Ernie Pyle

The only American photographer to land on Omaha Beach on D-Day was the Hungarian Jewish refugee Robert Capa, another hard-driving, hard-drinking artist who was traumatized by what he witnessed and who, like Pyle, died in battle in an early skirmish in 1954 in the First Indochina War. In his memoir, Slightly Out of Focus, Capa introduces D-Day in the following way:

“Once a year, usually sometime in April, every self-respecting Jewish family celebrates Passover, the Jewish Thanksgiving. The Passover celebration proceeds along the well-known lines of Thanksgiving, the only difference between the two being that the Passover feast has everything and turkey too, and that the children of the very old world get even more sick than the children of the very new world.

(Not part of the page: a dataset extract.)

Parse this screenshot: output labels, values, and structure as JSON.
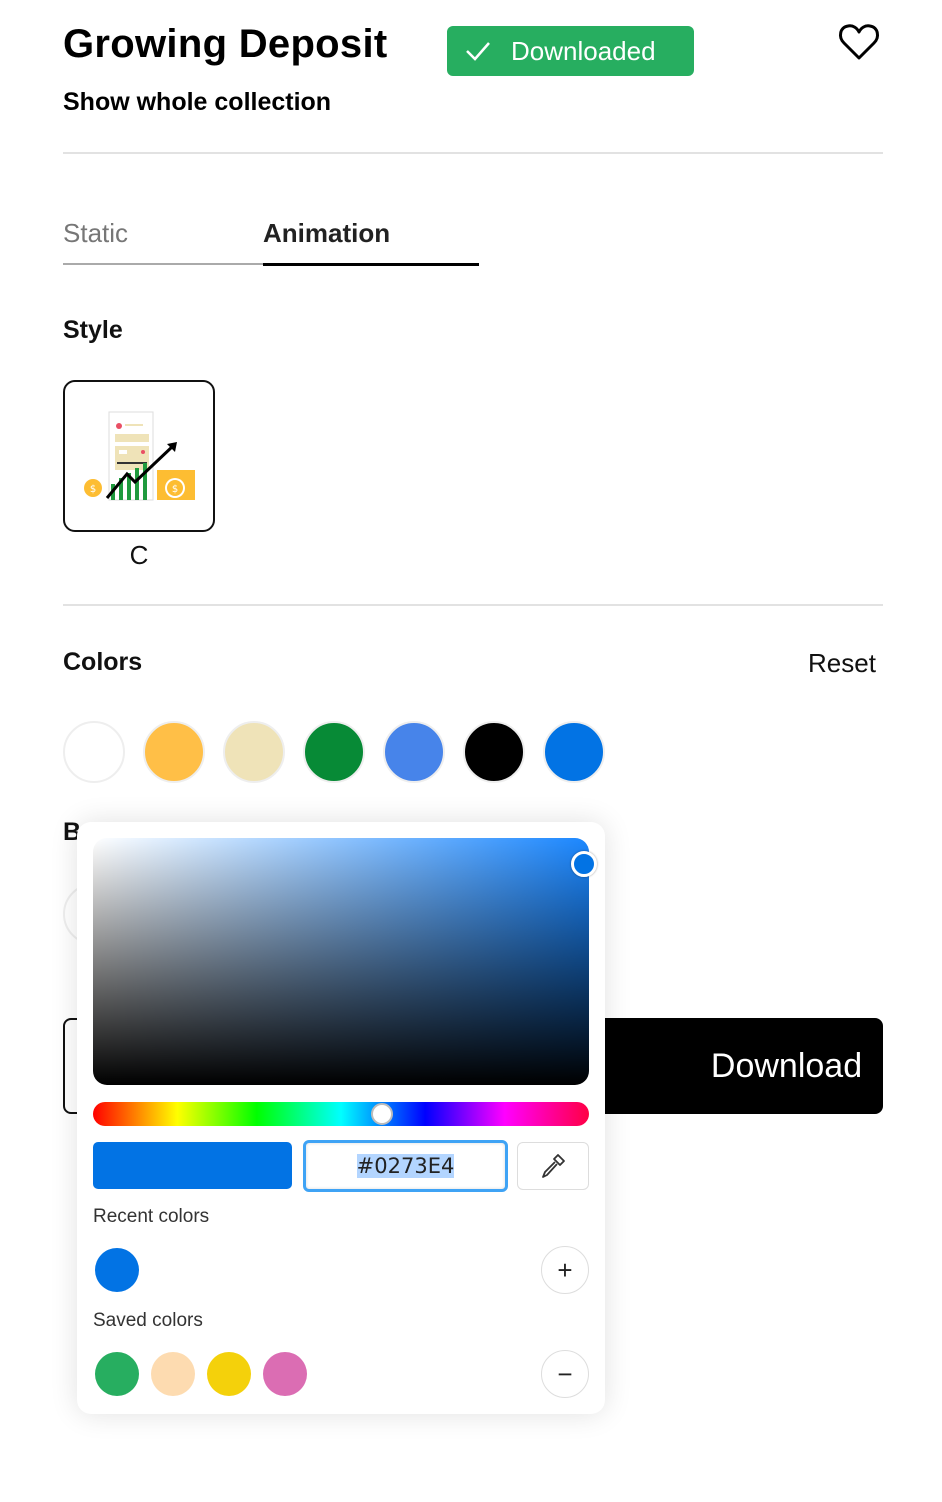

When dinner is irrevocably over, father loosens his belt and lights a five-cent cigar. At this crucial moment the youngest of the sons—I have been doing it for years—steps up and addresses his father in solemn Hebrew. He asks, ‘What makes this day different from all other days?’ Then father, with great relish and gusto, tells the story of how many thousands of years ago in Egypt, the angel of destruction passed over the firstborn sons of the Chosen People, and how, afterwards, General Moses led them across the Red Sea without getting their feet wet.

The Gentiles and Jews who crossed the English Channel on the sixth of June in the year 1944, landing with very wet feet on the beach in Normandy called “Easy Red,” ought to have—once a year, on that date—a Crossover day. Their children, after finishing a couple of cans of C-rations, would ask their father, ‘What makes this day different from all other days?’”

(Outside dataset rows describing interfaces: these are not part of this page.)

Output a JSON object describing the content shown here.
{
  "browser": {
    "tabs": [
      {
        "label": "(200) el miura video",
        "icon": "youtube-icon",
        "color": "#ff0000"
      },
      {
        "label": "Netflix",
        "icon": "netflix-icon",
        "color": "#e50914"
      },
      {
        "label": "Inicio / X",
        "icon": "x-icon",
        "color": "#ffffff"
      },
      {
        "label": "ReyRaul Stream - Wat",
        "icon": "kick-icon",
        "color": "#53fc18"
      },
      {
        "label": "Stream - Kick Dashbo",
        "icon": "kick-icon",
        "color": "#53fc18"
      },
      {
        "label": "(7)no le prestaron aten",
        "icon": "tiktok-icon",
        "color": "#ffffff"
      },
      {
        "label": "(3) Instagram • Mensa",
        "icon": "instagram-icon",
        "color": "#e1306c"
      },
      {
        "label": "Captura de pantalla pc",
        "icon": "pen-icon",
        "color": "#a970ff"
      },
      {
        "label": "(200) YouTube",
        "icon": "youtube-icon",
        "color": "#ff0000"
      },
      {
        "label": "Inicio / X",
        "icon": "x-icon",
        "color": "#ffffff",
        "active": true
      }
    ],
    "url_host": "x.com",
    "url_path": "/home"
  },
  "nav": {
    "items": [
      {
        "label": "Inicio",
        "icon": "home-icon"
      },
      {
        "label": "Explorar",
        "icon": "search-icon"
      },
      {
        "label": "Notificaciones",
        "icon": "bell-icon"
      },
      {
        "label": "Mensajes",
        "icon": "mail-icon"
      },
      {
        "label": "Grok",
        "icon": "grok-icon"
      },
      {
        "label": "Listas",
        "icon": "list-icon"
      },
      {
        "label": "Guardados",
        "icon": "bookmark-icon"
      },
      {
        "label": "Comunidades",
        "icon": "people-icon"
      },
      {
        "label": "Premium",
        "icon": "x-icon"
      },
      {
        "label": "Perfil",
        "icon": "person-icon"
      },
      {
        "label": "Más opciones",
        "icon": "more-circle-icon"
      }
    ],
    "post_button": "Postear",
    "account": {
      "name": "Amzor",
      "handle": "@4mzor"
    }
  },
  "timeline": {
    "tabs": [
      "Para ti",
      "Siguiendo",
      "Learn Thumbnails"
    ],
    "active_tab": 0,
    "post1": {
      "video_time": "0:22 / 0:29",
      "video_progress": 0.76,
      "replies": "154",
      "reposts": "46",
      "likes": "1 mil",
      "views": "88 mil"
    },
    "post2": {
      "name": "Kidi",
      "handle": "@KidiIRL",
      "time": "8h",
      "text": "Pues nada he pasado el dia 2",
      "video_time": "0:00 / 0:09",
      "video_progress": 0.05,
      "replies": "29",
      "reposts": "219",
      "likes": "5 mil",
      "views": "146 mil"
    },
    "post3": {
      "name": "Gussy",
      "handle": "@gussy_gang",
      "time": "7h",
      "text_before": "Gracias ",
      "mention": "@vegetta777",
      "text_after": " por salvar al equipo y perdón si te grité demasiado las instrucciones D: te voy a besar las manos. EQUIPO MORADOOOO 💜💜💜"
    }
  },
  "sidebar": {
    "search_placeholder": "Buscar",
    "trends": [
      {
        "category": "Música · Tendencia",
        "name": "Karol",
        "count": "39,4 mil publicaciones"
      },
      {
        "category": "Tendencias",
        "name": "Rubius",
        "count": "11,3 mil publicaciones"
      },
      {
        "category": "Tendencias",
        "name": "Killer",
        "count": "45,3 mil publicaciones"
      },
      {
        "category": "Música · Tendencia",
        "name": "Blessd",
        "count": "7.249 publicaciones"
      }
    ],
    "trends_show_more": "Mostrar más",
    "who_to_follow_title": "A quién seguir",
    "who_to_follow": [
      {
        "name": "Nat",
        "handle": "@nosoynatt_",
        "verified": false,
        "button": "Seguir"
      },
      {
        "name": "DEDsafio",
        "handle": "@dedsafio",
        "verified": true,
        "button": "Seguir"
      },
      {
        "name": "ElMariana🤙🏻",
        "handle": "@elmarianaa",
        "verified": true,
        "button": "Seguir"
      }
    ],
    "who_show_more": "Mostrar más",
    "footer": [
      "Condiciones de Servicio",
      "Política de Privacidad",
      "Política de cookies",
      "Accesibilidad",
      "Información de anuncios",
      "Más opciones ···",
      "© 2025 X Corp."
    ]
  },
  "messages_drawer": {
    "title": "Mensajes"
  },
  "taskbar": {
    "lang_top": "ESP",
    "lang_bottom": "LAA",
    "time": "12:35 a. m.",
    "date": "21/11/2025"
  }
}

Robert Capa Photograph, D-Day Landing, June 6, 1944

I believe what Capa does for us here is bring us back into the Passover narrative in his time, universalizing the war against fascism for his generation and reminding us that the ways in which we identify with the broad themes of what it means to be a Jew in our own day has enormous consequences for the world we inhabit and will leave to our children.

The Jewish story, which culminates this week on the gift of revelation and the law on Mount Sinai, forty-nine days after experiencing the trauma of war and liberation from slavery, flows into a greater river of human narrative where, as the saying goes, there is always more that unites us than divides us.

Each community in the family of humanity, when it uses the trowel of memory to turn over the soil of compassion and understanding, lends its words and deeds to a discourse of freedom and justice for all.